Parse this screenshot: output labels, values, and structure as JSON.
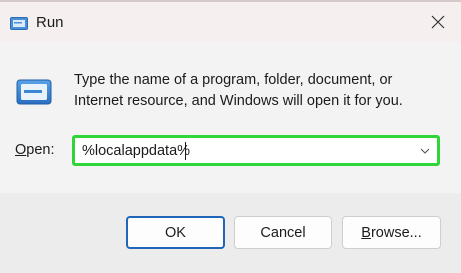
{
  "window": {
    "title": "Run",
    "close_label": "close"
  },
  "content": {
    "description": "Type the name of a program, folder, document, or Internet resource, and Windows will open it for you.",
    "open_label_accel": "O",
    "open_label_rest": "pen:",
    "open_value": "%localappdata%"
  },
  "buttons": {
    "ok": "OK",
    "cancel": "Cancel",
    "browse_accel": "B",
    "browse_rest": "rowse..."
  },
  "colors": {
    "accent": "#1f66b8",
    "highlight_border": "#2ed63a"
  },
  "icons": {
    "title": "run-icon",
    "main": "run-icon",
    "close": "close-icon",
    "dropdown": "chevron-down-icon"
  }
}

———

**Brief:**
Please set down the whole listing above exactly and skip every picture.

**Response area:**
Parse this screenshot: output labels, values, and structure as JSON.
{
  "window": {
    "title": "Run",
    "close_label": "close"
  },
  "content": {
    "description": "Type the name of a program, folder, document, or Internet resource, and Windows will open it for you.",
    "open_label_accel": "O",
    "open_label_rest": "pen:",
    "open_value": "%localappdata%"
  },
  "buttons": {
    "ok": "OK",
    "cancel": "Cancel",
    "browse_accel": "B",
    "browse_rest": "rowse..."
  },
  "colors": {
    "accent": "#1f66b8",
    "highlight_border": "#2ed63a"
  },
  "icons": {
    "title": "run-icon",
    "main": "run-icon",
    "close": "close-icon",
    "dropdown": "chevron-down-icon"
  }
}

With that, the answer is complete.